A painting by Gustav Klimt recently returned to the heirs of a Jewish woman killed in the Holocaust will go on sale at Christie's in London in June and is expected to fetch 14-18 million pounds ($20-26 million).
"Frauenbildnis (Portrait of Ria Munk III)," painted in 1917-18, is the third and final work in a series of three portraits commissioned by the Munk family of their daughter Ria.
She committed suicide in 1911 after a love affair ended unhappily, and her mother Aranka, sister of Klimt's chief patron Serena Lederer, employed the artist to paint a death-bed portrait of her.
According to the auctioneer, the first two efforts were rejected by the Munks. The second version was subsequently altered and is widely believed to be "Die Tanzerin" now in the Neue Galerie in New York.
Last year, the Austrian city of Linz recommended that the work up for sale be transferred from its Lentos gallery to Aranka Munk's descendants.

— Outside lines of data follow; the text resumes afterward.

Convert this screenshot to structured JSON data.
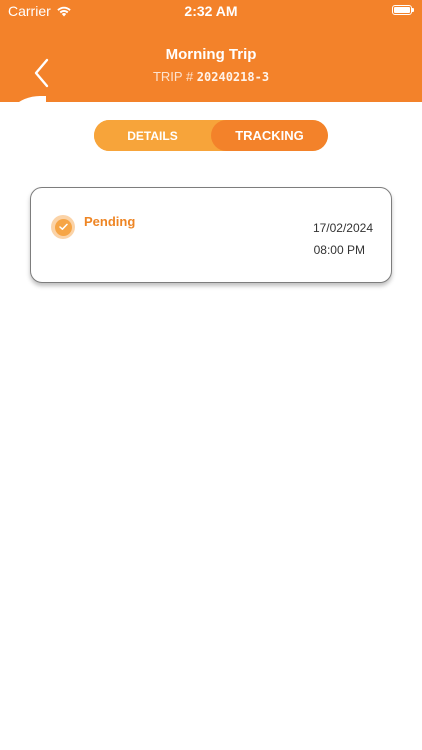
{
  "status_bar": {
    "carrier": "Carrier",
    "time": "2:32 AM"
  },
  "header": {
    "title": "Morning Trip",
    "subtitle_prefix": "TRIP #",
    "trip_number": "20240218-3",
    "background_color": "#f3822a"
  },
  "tabs": {
    "details_label": "DETAILS",
    "tracking_label": "TRACKING",
    "active": "tracking"
  },
  "tracking_entries": [
    {
      "status": "Pending",
      "date": "17/02/2024",
      "time": "08:00 PM",
      "icon": "check-circle-icon",
      "status_color": "#ee8524"
    }
  ]
}
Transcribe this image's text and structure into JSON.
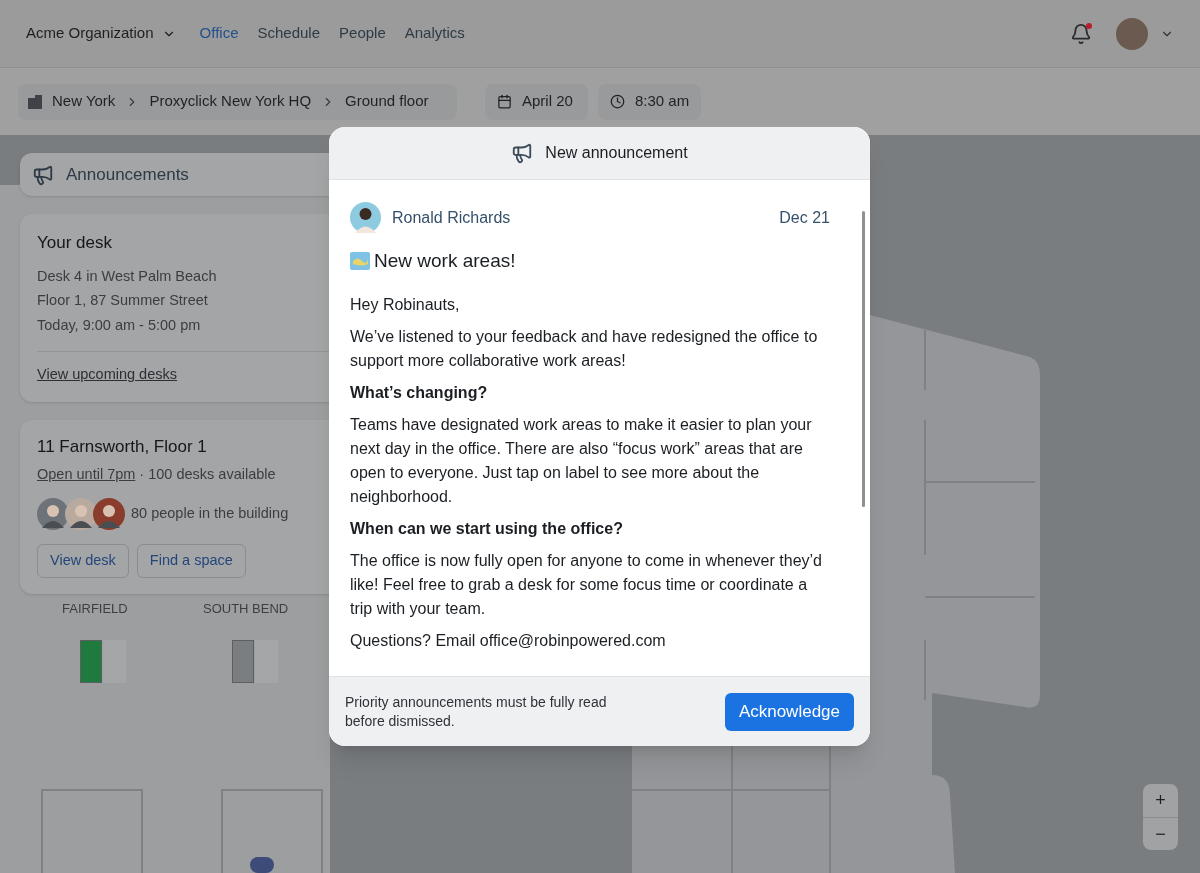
{
  "top_nav": {
    "organization": "Acme Organization",
    "tabs": [
      {
        "label": "Office",
        "selected": true
      },
      {
        "label": "Schedule",
        "selected": false
      },
      {
        "label": "People",
        "selected": false
      },
      {
        "label": "Analytics",
        "selected": false
      }
    ],
    "notifications_unread": true
  },
  "location_bar": {
    "breadcrumb": [
      "New York",
      "Proxyclick New York HQ",
      "Ground floor"
    ],
    "date": "April 20",
    "time": "8:30 am"
  },
  "announcements_button": "Announcements",
  "desk_card": {
    "title": "Your desk",
    "lines": [
      "Desk 4 in West Palm Beach",
      "Floor 1, 87 Summer Street",
      "Today, 9:00 am - 5:00 pm"
    ],
    "link": "View upcoming desks"
  },
  "building_card": {
    "title": "11 Farnsworth, Floor 1",
    "hours_link": "Open until 7pm",
    "availability": "· 100 desks available",
    "people": "80 people in the building",
    "avatars": [
      {
        "kind": "picture"
      },
      {
        "kind": "picture"
      },
      {
        "kind": "picture"
      }
    ],
    "buttons": [
      "View desk",
      "Find a space"
    ]
  },
  "map": {
    "labels": [
      "FAIRFIELD",
      "SOUTH BEND"
    ],
    "desks": [
      {
        "color": "#1f7a3d"
      },
      {
        "color": "#7b7e81"
      }
    ],
    "zoom_buttons": [
      "+",
      "−"
    ]
  },
  "modal": {
    "title": "New announcement",
    "author": "Ronald Richards",
    "date": "Dec 21",
    "headline": "New work areas!",
    "body": [
      {
        "kind": "paragraph",
        "text": "Hey Robinauts,"
      },
      {
        "kind": "paragraph",
        "text": "We’ve listened to your feedback and have redesigned the office to support more collaborative work areas!"
      },
      {
        "kind": "heading",
        "text": "What’s changing?"
      },
      {
        "kind": "paragraph",
        "text": "Teams have designated work areas to make it easier to plan your next day in the office. There are also “focus work” areas that are open to everyone. Just tap on label to see more about the neighborhood."
      },
      {
        "kind": "heading",
        "text": "When can we start using the office?"
      },
      {
        "kind": "paragraph",
        "text": "The office is now fully open for anyone to come in whenever they’d like! Feel free to grab a desk for some focus time or coordinate a trip with your team."
      },
      {
        "kind": "paragraph",
        "text": "Questions? Email office@robinpowered.com"
      }
    ],
    "footer_note": "Priority announcements must be fully read before dismissed.",
    "button": "Acknowledge"
  }
}
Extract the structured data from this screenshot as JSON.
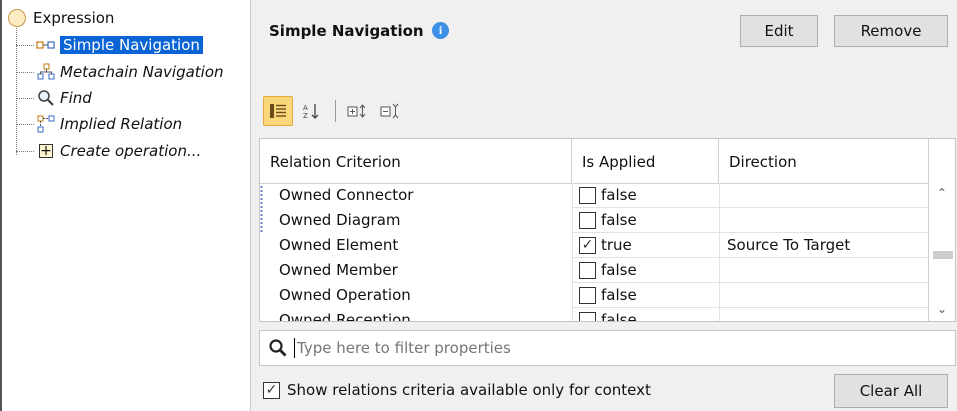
{
  "tree": {
    "root_label": "Expression",
    "items": [
      {
        "label": "Simple Navigation",
        "icon": "simple-navigation-icon",
        "selected": true
      },
      {
        "label": "Metachain Navigation",
        "icon": "metachain-navigation-icon",
        "selected": false
      },
      {
        "label": "Find",
        "icon": "find-icon",
        "selected": false
      },
      {
        "label": "Implied Relation",
        "icon": "implied-relation-icon",
        "selected": false
      },
      {
        "label": "Create operation...",
        "icon": "create-operation-icon",
        "selected": false
      }
    ]
  },
  "header": {
    "title": "Simple Navigation",
    "info_icon": "info-icon",
    "edit_label": "Edit",
    "remove_label": "Remove"
  },
  "toolbar": {
    "buttons": [
      "categorized-view-icon",
      "sort-alphabetically-icon",
      "expand-all-icon",
      "collapse-all-icon"
    ]
  },
  "table": {
    "columns": [
      "Relation Criterion",
      "Is Applied",
      "Direction"
    ],
    "rows": [
      {
        "criterion": "Owned Connector",
        "checked": false,
        "applied": "false",
        "direction": ""
      },
      {
        "criterion": "Owned Diagram",
        "checked": false,
        "applied": "false",
        "direction": ""
      },
      {
        "criterion": "Owned Element",
        "checked": true,
        "applied": "true",
        "direction": "Source To Target"
      },
      {
        "criterion": "Owned Member",
        "checked": false,
        "applied": "false",
        "direction": ""
      },
      {
        "criterion": "Owned Operation",
        "checked": false,
        "applied": "false",
        "direction": ""
      },
      {
        "criterion": "Owned Reception",
        "checked": false,
        "applied": "false",
        "direction": ""
      }
    ]
  },
  "filter": {
    "placeholder": "Type here to filter properties",
    "value": ""
  },
  "footer": {
    "context_checkbox_label": "Show relations criteria available only for context",
    "context_checked": true,
    "clear_all_label": "Clear All"
  },
  "colors": {
    "selection": "#0a64d6",
    "active_toolbar": "#fbd77c",
    "info": "#3e8fe6"
  }
}
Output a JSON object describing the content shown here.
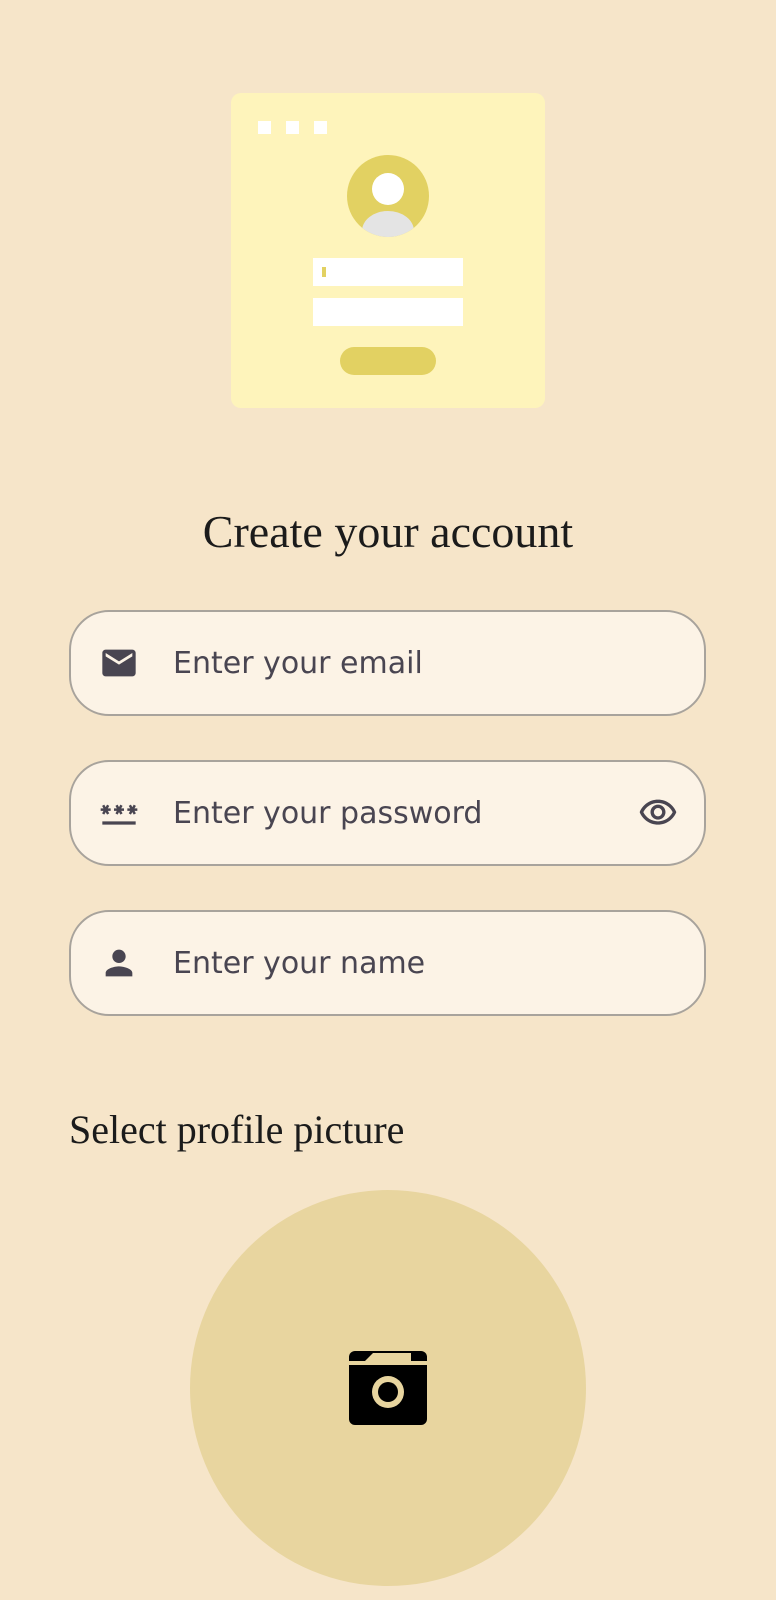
{
  "heading": {
    "title": "Create your account"
  },
  "form": {
    "email": {
      "placeholder": "Enter your email",
      "value": "",
      "icon": "email-icon"
    },
    "password": {
      "placeholder": "Enter your password",
      "value": "",
      "icon": "password-icon",
      "trailing_icon": "eye-icon"
    },
    "name": {
      "placeholder": "Enter your name",
      "value": "",
      "icon": "person-icon"
    }
  },
  "profile_picture": {
    "label": "Select profile picture",
    "icon": "camera-icon"
  },
  "colors": {
    "background": "#F6E5C9",
    "field_background": "#FCF3E6",
    "field_border": "#A8A39C",
    "accent": "#E2D162",
    "picker_background": "#E8D59F",
    "illustration_background": "#FEF4BB",
    "icon": "#494551"
  }
}
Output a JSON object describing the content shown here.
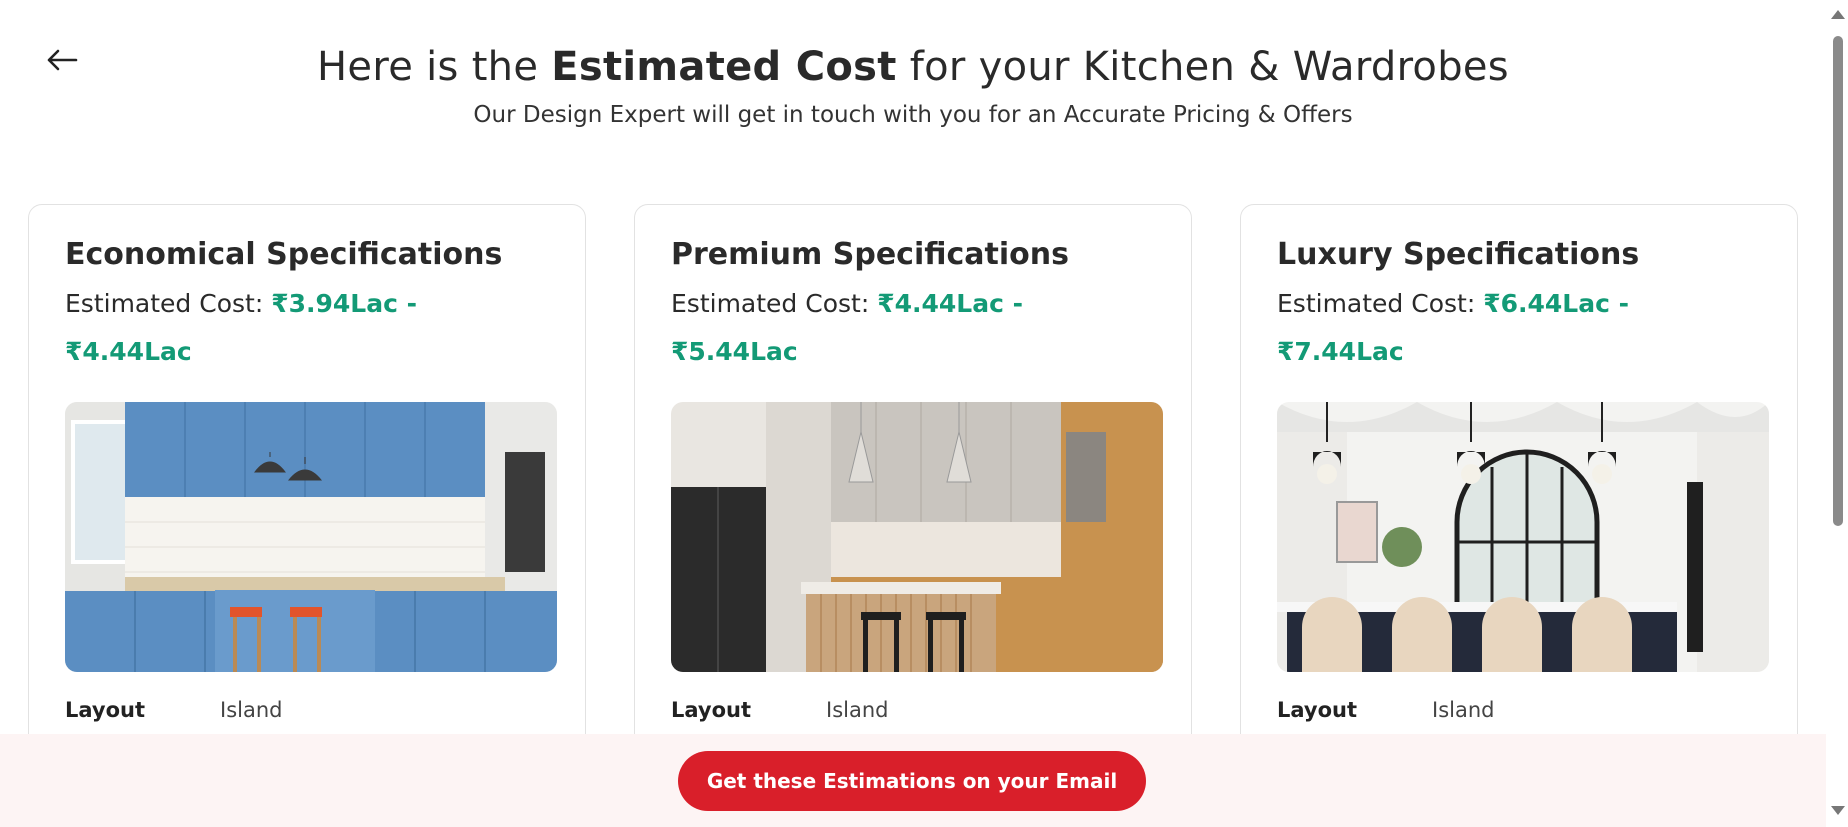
{
  "header": {
    "title_prefix": "Here is the",
    "title_bold": "Estimated Cost",
    "title_suffix": "for your Kitchen & Wardrobes",
    "subtitle": "Our Design Expert will get in touch with you for an Accurate Pricing & Offers"
  },
  "cards": [
    {
      "title": "Economical Specifications",
      "cost_label": "Estimated Cost:",
      "price_from": "₹3.94Lac -",
      "price_to": "₹4.44Lac",
      "layout_label": "Layout",
      "layout_value": "Island",
      "image": "blue-modular-kitchen-image"
    },
    {
      "title": "Premium Specifications",
      "cost_label": "Estimated Cost:",
      "price_from": "₹4.44Lac -",
      "price_to": "₹5.44Lac",
      "layout_label": "Layout",
      "layout_value": "Island",
      "image": "wood-grey-kitchen-image"
    },
    {
      "title": "Luxury Specifications",
      "cost_label": "Estimated Cost:",
      "price_from": "₹6.44Lac -",
      "price_to": "₹7.44Lac",
      "layout_label": "Layout",
      "layout_value": "Island",
      "image": "white-luxury-kitchen-image"
    }
  ],
  "footer": {
    "email_button": "Get these Estimations on your Email"
  },
  "colors": {
    "price_green": "#139a76",
    "cta_red": "#d91f2a",
    "footer_bg": "#fdf4f4"
  }
}
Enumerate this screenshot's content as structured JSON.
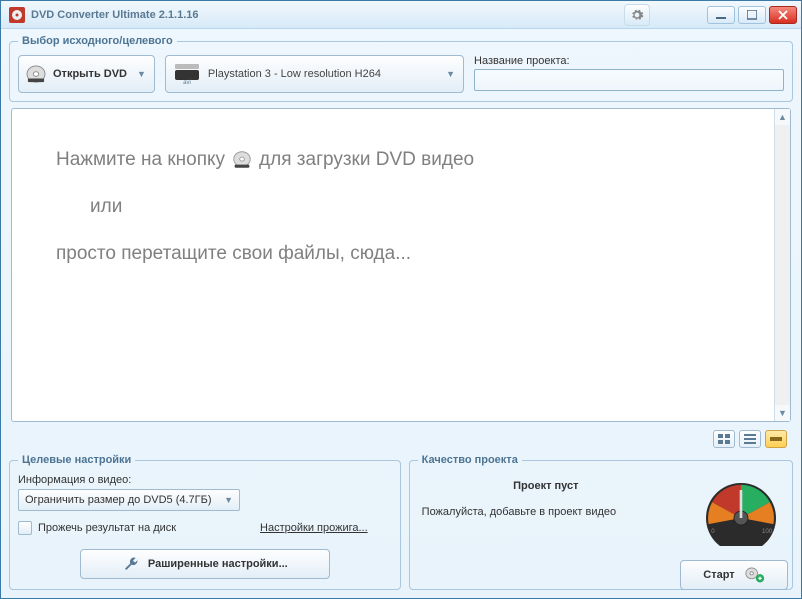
{
  "window": {
    "title": "DVD Converter Ultimate 2.1.1.16"
  },
  "source_target": {
    "legend": "Выбор исходного/целевого",
    "open_dvd": "Открыть DVD",
    "profile": "Playstation 3 - Low resolution H264",
    "project_name_label": "Название проекта:",
    "project_name_value": ""
  },
  "main": {
    "line1_pre": "Нажмите на кнопку",
    "line1_post": "для загрузки DVD видео",
    "or": "или",
    "line3": "просто перетащите свои файлы, сюда..."
  },
  "target_settings": {
    "legend": "Целевые настройки",
    "info_label": "Информация о видео:",
    "size_limit": "Ограничить размер до DVD5 (4.7ГБ)",
    "burn_label": "Прожечь результат на диск",
    "burn_settings": "Настройки прожига...",
    "advanced": "Раширенные настройки..."
  },
  "quality": {
    "legend": "Качество проекта",
    "empty_title": "Проект пуст",
    "empty_msg": "Пожалуйста, добавьте в проект видео",
    "start": "Старт"
  },
  "colors": {
    "accent": "#3a7aa8",
    "close": "#d82e1f"
  }
}
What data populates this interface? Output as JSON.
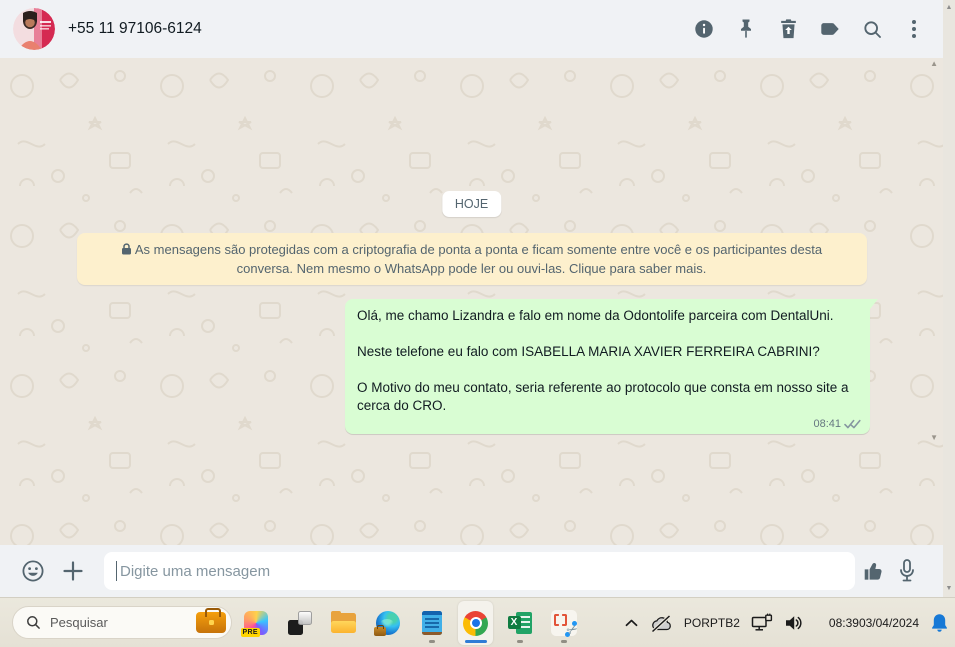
{
  "colors": {
    "header_bg": "#f0f2f5",
    "chat_bg": "#ece7df",
    "bubble_green": "#d9fdd3",
    "banner_yellow": "#fdf0cd",
    "icon_slate": "#54656f",
    "active_indicator_blue": "#2e7cd6",
    "bell_blue": "#1779d6"
  },
  "header": {
    "contact_name": "+55 11 97106-6124",
    "icons": [
      "info-icon",
      "pin-icon",
      "delete-icon",
      "label-icon",
      "search-icon",
      "menu-kebab-icon"
    ]
  },
  "chat": {
    "date_divider": "HOJE",
    "encryption_notice": "As mensagens são protegidas com a criptografia de ponta a ponta e ficam somente entre você e os participantes desta conversa. Nem mesmo o WhatsApp pode ler ou ouvi-las. Clique para saber mais.",
    "outgoing_message": {
      "paragraphs": [
        "Olá, me chamo Lizandra e falo em nome da Odontolife parceira com DentalUni.",
        "Neste telefone eu falo com ISABELLA MARIA XAVIER FERREIRA CABRINI?",
        "O Motivo do meu contato, seria referente ao protocolo que consta em nosso site a cerca do CRO."
      ],
      "time": "08:41",
      "status": "delivered-double-check"
    }
  },
  "composer": {
    "placeholder": "Digite uma mensagem",
    "icons": [
      "emoji-icon",
      "attach-plus-icon",
      "thumbs-up-icon",
      "mic-icon"
    ]
  },
  "taskbar": {
    "search": {
      "placeholder": "Pesquisar",
      "badge_icon": "briefcase-icon"
    },
    "apps": [
      {
        "name": "copilot",
        "badge": "PRE"
      },
      {
        "name": "task-view"
      },
      {
        "name": "file-explorer"
      },
      {
        "name": "edge-work-profile"
      },
      {
        "name": "notepad",
        "running": true
      },
      {
        "name": "chrome",
        "running": true,
        "active": true
      },
      {
        "name": "excel",
        "running": true
      },
      {
        "name": "snipping-tool",
        "running": true
      }
    ],
    "tray": {
      "hidden_icons": "chevron-up-icon",
      "onedrive": "cloud-off-icon",
      "language_line1": "POR",
      "language_line2": "PTB2",
      "network": "ethernet-icon",
      "volume": "speaker-icon",
      "time": "08:39",
      "date": "03/04/2024",
      "notifications": "bell-icon"
    }
  }
}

It cited the findings of an independent expert, Sophie Lillie, who confirmed the painting had been seized from Munk by the Nazis after she was deported to a concentration camp where she died in 1941.
Vienna lawyer Alfred Noll applied in 2007 for the return of the painting, which made its way into Linz's collection from an art dealer after World War II.
The painting is the latest high-profile restitution case involving works by Klimt.
A court order forced Austria to give back five Klimt paintings in 2006 to Maria Altmann of California, a descendant of a family from whom the works were seized by the Nazis in 1938 and later given to the Belvedere art museum in Vienna.
Ronald S. Lauder paid a reported $135 million for one of that group – a portrait of Adele Bloch-Bauer. The deal was brokered by Christie's, which went on to auction the remaining four works for a combined $192.7 million.